“If the radical Democrats take power they will take a wrecking ball to our economy and our future,” Trump declared in Cleveland, using the same heated rhetoric that has defined much of his presidency.

He added: “The Democrat agenda is a socialist nightmare.”

Democrats, whose very relevance in the Trump era depended on winning at least one chamber of Congress, were laser-focused on health care as they predicted victories that would break up the Republican monopoly in Washington and state governments.

“They’ve had two years to find out what it’s like to have an unhinged person in the White House,” said Washington governor Jay Inslee, who leads the Democratic Governors Association. “It’s an awakening of the Democratic Party.”

Democrats could derail Trump’s legislative agenda for the next two years should they win control of the House or the Senate.

Perhaps more importantly, they would claim subpoena power to investigate Trump’s personal and professional shortcomings.

Some Democrats have already vowed to force the release of his tax returns.

Others have pledged to pursue impeachment, although removal from office is unlikely so long as the Republicans control the Senate or even maintain a healthy minority.

The Democrats’ fate depends upon a delicate coalition of infrequent voters, particularly young people and minorities, who traditionally shun midterm elections.

If ever there was an off-year election for younger voters to break tradition, this is it.

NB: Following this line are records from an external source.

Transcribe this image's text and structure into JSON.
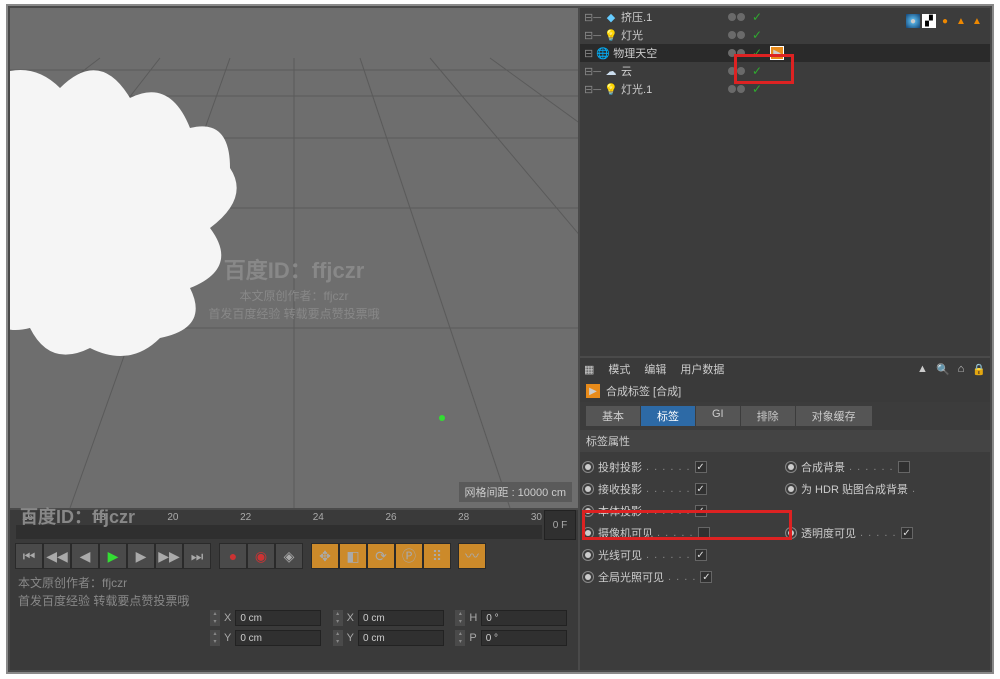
{
  "viewport": {
    "hud": "网格间距 : 10000 cm"
  },
  "watermarks": {
    "title": "百度ID：ffjczr",
    "line1": "本文原创作者：ffjczr",
    "line2": "首发百度经验 转载要点赞投票哦"
  },
  "objects": {
    "items": [
      {
        "name": "挤压.1",
        "icon": "extrude",
        "indent": 1
      },
      {
        "name": "灯光",
        "icon": "light",
        "indent": 1
      },
      {
        "name": "物理天空",
        "icon": "sky",
        "indent": 0,
        "highlight": true
      },
      {
        "name": "云",
        "icon": "cloud",
        "indent": 1
      },
      {
        "name": "灯光.1",
        "icon": "light",
        "indent": 1
      }
    ],
    "top_tags": [
      "sphere",
      "checker",
      "orange-dot",
      "orange-tri",
      "orange-tri"
    ]
  },
  "attr": {
    "menubar": [
      "模式",
      "编辑",
      "用户数据"
    ],
    "title": "合成标签 [合成]",
    "tabs": [
      "基本",
      "标签",
      "GI",
      "排除",
      "对象缓存"
    ],
    "active_tab": 1,
    "section": "标签属性",
    "props": [
      [
        {
          "label": "投射投影",
          "checked": true
        },
        {
          "label": "合成背景",
          "checked": false
        }
      ],
      [
        {
          "label": "接收投影",
          "checked": true
        },
        {
          "label": "为 HDR 贴图合成背景",
          "checked": false,
          "nocb": true
        }
      ],
      [
        {
          "label": "本体投影",
          "checked": true
        },
        null
      ],
      [
        {
          "label": "摄像机可见",
          "checked": false,
          "hl": true
        },
        {
          "label": "透明度可见",
          "checked": true
        }
      ],
      [
        {
          "label": "光线可见",
          "checked": true
        },
        null
      ],
      [
        {
          "label": "全局光照可见",
          "checked": true
        },
        null
      ]
    ]
  },
  "timeline": {
    "ticks": [
      "16",
      "18",
      "20",
      "22",
      "24",
      "26",
      "28",
      "30"
    ],
    "frame": "0 F"
  },
  "coords": {
    "rows": [
      [
        {
          "axis": "X",
          "val": "0 cm"
        },
        {
          "axis": "X",
          "val": "0 cm"
        },
        {
          "axis": "H",
          "val": "0 °"
        }
      ],
      [
        {
          "axis": "Y",
          "val": "0 cm"
        },
        {
          "axis": "Y",
          "val": "0 cm"
        },
        {
          "axis": "P",
          "val": "0 °"
        }
      ]
    ]
  }
}
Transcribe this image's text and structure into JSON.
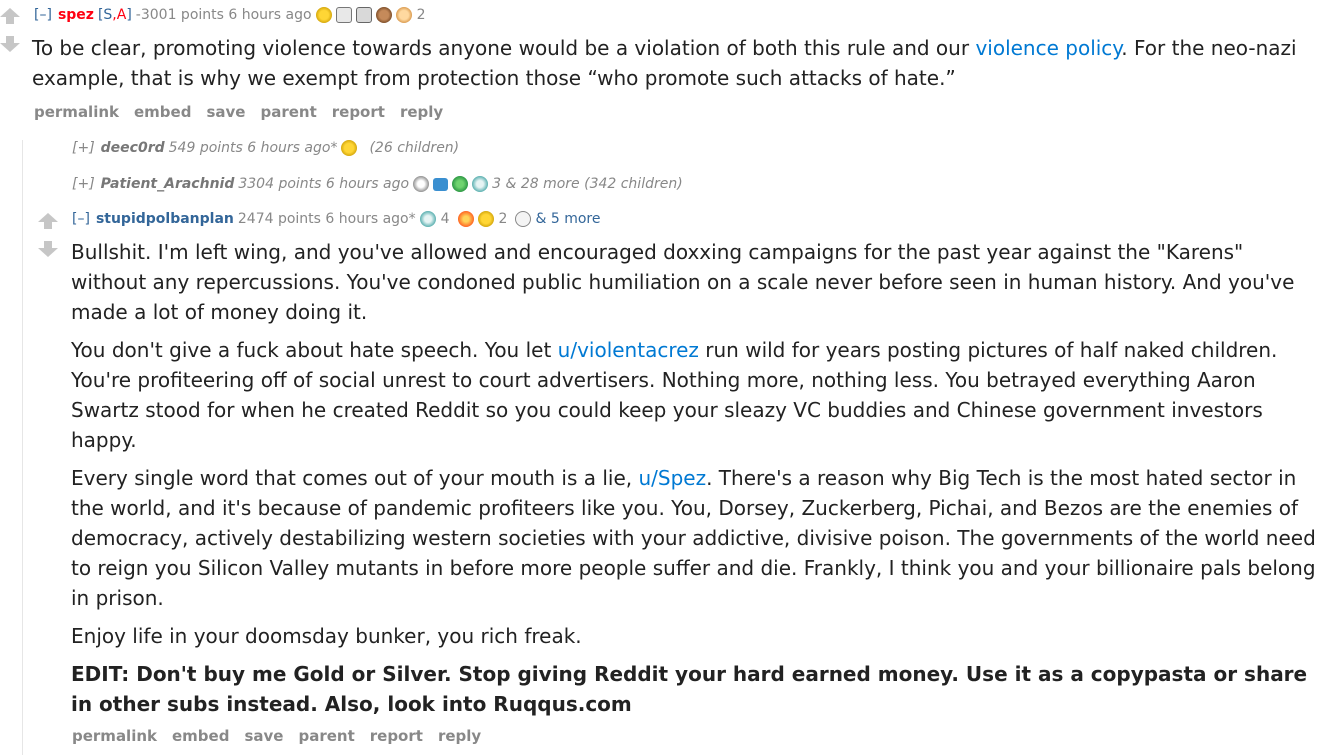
{
  "comment1": {
    "toggle": "[–]",
    "author": "spez",
    "flair_open": "[",
    "flair_s": "S",
    "flair_comma": ",",
    "flair_a": "A",
    "flair_close": "]",
    "points": "-3001 points 6 hours ago",
    "award_count": "2",
    "body": "To be clear, promoting violence towards anyone would be a violation of both this rule and our ",
    "link_text": "violence policy",
    "body_after": ". For the neo-nazi example, that is why we exempt from protection those “who promote such attacks of hate.”",
    "buttons": [
      "permalink",
      "embed",
      "save",
      "parent",
      "report",
      "reply"
    ]
  },
  "comment2": {
    "toggle": "[+]",
    "author": "deec0rd",
    "points": "549 points 6 hours ago*",
    "children": "(26 children)"
  },
  "comment3": {
    "toggle": "[+]",
    "author": "Patient_Arachnid",
    "points": "3304 points 6 hours ago",
    "more": "3 & 28 more (342 children)"
  },
  "comment4": {
    "toggle": "[–]",
    "author": "stupidpolbanplan",
    "points": "2474 points 6 hours ago*",
    "award_count_1": "4",
    "award_count_2": "2",
    "more": "& 5 more",
    "p1": "Bullshit. I'm left wing, and you've allowed and encouraged doxxing campaigns for the past year against the \"Karens\" without any repercussions. You've condoned public humiliation on a scale never before seen in human history. And you've made a lot of money doing it.",
    "p2_before": "You don't give a fuck about hate speech. You let ",
    "p2_link": "u/violentacrez",
    "p2_after": " run wild for years posting pictures of half naked children. You're profiteering off of social unrest to court advertisers. Nothing more, nothing less. You betrayed everything Aaron Swartz stood for when he created Reddit so you could keep your sleazy VC buddies and Chinese government investors happy.",
    "p3_before": "Every single word that comes out of your mouth is a lie, ",
    "p3_link": "u/Spez",
    "p3_after": ". There's a reason why Big Tech is the most hated sector in the world, and it's because of pandemic profiteers like you. You, Dorsey, Zuckerberg, Pichai, and Bezos are the enemies of democracy, actively destabilizing western societies with your addictive, divisive poison. The governments of the world need to reign you Silicon Valley mutants in before more people suffer and die. Frankly, I think you and your billionaire pals belong in prison.",
    "p4": "Enjoy life in your doomsday bunker, you rich freak.",
    "p5": "EDIT: Don't buy me Gold or Silver. Stop giving Reddit your hard earned money. Use it as a copypasta or share in other subs instead. Also, look into Ruqqus.com",
    "buttons": [
      "permalink",
      "embed",
      "save",
      "parent",
      "report",
      "reply"
    ]
  },
  "colors": {
    "link": "#0079d3",
    "author": "#336699",
    "admin": "#ff0011",
    "muted": "#888888"
  }
}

Young voters promised to vote in record numbers as they waged mass protests in the wake of the February mass shooting at a Parkland, Florida, high school that left 17 students and staff dead.

Democrats are drawing strength from women and college-educated voters in general, who swung decidedly against Trump since his election.

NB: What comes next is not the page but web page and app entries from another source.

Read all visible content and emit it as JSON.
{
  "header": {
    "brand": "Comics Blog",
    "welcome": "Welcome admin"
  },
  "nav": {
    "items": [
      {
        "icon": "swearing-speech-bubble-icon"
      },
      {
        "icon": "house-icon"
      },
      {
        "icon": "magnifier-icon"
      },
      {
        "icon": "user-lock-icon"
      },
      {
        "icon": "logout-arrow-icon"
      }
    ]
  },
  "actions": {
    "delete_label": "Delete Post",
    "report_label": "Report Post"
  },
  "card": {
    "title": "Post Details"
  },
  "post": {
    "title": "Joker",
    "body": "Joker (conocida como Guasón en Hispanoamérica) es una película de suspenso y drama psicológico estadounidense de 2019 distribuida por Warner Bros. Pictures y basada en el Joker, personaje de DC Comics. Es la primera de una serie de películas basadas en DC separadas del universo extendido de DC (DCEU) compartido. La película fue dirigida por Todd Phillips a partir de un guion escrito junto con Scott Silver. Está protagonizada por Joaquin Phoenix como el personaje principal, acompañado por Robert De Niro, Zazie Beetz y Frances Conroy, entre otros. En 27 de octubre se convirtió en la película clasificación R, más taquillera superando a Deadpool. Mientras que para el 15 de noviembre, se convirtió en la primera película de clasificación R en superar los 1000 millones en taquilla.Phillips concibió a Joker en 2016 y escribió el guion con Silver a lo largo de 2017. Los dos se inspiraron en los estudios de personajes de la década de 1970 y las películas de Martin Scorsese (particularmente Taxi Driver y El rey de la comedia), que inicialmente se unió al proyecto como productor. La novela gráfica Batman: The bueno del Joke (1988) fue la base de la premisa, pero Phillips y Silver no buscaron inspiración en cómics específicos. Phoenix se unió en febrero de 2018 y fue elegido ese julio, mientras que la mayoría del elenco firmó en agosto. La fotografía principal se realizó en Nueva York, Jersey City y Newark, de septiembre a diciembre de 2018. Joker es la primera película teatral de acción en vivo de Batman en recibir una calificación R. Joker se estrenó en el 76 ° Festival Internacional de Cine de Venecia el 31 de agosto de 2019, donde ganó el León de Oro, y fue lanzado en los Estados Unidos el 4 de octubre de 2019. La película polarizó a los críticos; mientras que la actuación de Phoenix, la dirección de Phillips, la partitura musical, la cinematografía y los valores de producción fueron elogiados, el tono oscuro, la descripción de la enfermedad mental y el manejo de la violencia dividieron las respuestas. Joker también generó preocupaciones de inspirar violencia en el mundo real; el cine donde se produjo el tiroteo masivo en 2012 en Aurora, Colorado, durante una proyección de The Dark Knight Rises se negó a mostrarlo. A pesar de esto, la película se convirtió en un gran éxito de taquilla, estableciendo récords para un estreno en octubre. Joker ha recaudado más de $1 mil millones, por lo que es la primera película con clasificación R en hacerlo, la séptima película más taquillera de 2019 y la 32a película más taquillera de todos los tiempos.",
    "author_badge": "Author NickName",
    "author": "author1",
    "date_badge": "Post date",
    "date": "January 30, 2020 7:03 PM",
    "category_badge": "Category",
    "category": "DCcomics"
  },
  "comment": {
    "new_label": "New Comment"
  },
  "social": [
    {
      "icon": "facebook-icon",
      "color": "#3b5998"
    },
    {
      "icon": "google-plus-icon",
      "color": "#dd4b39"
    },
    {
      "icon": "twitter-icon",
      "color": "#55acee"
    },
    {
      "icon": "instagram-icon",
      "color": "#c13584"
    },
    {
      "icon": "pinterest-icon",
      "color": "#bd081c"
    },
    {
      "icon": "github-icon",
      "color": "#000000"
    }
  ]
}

Polling suggests the Republican coalition is increasingly older, whiter, more male and less likely to have a college degree.

Democrats boast record diversity on the ballot.